It's hard to imagine how anyone could have a problem with the humble French croissant. But apparently the curved shape is causing many Brits difficulties, and they're struggling to spread butter onto their pastries.
To appease them, UK supermarket giant Tesco made a startling announcement: from now on, all its croissants will be curve-less.
Yes, you heard that right. The croissant, staple of French cuisine and thought to date back to at least the early 1800s, is being given an angular makeover - despite the fact that its name literally means ‘crescent'.
On a traditional French croissant, the two tips should touch. Photo: Bex Walton/Flickr
Harry Jones, croissant buyer for the chain, attempted to justify the change. He told British newspaper the Guardian that 75 percent of customers "told us that they preferred straight ones".
He blamed the "spreadability factor", explaining that "with the crescent shaped croissants, it's more fiddly and most people can take up to three attempts to achieve perfect coverage, which increases the potential for accidents involving sticky fingers and tables".

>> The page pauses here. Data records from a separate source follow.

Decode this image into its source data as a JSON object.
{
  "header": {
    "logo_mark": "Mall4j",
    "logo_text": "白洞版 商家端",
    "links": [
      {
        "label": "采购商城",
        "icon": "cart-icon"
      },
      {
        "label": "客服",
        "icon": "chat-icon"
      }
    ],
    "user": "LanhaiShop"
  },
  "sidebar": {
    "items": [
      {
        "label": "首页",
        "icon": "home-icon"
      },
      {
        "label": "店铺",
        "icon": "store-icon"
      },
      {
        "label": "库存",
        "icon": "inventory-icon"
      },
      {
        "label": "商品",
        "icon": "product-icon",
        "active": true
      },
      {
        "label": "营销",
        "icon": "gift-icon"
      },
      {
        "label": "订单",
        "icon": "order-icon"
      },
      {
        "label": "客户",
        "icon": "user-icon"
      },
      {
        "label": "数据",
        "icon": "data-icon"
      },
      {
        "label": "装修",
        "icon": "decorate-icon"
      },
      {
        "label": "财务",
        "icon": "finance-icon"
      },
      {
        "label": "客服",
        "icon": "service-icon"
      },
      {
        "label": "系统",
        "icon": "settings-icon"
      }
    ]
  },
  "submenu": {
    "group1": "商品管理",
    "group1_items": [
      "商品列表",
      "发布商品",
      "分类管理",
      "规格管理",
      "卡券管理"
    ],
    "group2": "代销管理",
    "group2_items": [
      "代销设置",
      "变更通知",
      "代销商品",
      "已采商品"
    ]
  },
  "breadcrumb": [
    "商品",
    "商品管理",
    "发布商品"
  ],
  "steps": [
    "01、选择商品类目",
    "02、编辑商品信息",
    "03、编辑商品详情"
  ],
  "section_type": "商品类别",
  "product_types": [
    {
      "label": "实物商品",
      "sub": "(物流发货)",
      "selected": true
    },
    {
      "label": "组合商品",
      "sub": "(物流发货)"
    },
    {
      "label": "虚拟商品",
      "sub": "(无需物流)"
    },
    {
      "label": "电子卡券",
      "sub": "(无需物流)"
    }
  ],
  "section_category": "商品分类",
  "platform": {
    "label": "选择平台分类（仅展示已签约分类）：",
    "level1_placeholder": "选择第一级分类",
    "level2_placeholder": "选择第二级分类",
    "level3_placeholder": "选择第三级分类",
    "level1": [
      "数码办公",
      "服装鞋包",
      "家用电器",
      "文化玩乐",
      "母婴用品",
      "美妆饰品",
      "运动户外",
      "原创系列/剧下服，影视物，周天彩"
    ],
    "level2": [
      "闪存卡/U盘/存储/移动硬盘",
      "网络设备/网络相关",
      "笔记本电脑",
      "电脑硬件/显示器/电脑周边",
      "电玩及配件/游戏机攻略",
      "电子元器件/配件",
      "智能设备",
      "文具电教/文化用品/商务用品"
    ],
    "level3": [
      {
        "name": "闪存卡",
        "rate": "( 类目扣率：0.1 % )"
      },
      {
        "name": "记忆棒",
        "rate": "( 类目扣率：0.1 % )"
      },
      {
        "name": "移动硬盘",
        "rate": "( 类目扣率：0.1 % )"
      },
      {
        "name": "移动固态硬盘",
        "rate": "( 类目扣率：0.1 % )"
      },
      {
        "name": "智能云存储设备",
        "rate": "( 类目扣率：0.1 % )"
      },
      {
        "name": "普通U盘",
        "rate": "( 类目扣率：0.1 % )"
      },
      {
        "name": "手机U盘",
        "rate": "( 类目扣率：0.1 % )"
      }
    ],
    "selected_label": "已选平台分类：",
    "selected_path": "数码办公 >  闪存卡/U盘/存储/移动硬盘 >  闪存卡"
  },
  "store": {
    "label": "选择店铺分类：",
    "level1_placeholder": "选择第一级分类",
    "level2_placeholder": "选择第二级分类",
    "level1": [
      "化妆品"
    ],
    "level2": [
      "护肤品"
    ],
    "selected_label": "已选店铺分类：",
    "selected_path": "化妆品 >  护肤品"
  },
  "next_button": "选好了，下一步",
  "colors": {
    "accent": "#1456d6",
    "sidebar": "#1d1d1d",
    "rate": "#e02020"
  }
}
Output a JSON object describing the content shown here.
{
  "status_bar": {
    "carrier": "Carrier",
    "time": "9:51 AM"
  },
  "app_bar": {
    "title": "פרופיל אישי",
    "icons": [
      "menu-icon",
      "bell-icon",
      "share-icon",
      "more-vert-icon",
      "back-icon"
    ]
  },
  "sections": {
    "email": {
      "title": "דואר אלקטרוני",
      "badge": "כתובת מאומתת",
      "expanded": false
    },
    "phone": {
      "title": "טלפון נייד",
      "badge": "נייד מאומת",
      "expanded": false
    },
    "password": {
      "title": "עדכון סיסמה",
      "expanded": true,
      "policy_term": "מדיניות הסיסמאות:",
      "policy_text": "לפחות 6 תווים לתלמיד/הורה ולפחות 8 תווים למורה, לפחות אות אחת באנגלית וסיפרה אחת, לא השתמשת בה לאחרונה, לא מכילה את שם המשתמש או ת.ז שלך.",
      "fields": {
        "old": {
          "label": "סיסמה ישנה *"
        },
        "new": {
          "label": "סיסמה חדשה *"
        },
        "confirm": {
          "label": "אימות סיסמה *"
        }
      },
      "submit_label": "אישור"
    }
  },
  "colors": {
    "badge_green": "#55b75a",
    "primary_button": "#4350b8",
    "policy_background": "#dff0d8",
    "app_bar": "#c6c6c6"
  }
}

The story was promptly picked up by a very tickled French media.
"Is this the first taste of the Brexit?" asked the 20 Minutes newspaper, comparing the episode to a Monty Python sketch.
RTL called the move "completely absurd" (see below).
Some French social media users were left baffled, with one tweeting: "We need to teach the English that you don't butter croissants in the first place..."
Another reacted by calling for Britain to be kicked out of the EU, while another called the idea "sheer lunacy".
One said "If it's not curved, you simply can't call it a croissant". Another declared war (see below).
To be fair, British social media also users had a field day with the news.
It's not the first time the Brits have butchered French food in recent times.
Just last week, a photo of a pile of crepes with a slice cut out – as if they were an English sponge cake – provoked mass outrage. The act was labelled by French media as “barbaric” and even a “declaration of war”.
Story continues below…
The Local's calls for comment from the National Confederation of French Boulangeries and Patisseries have gone unanswered.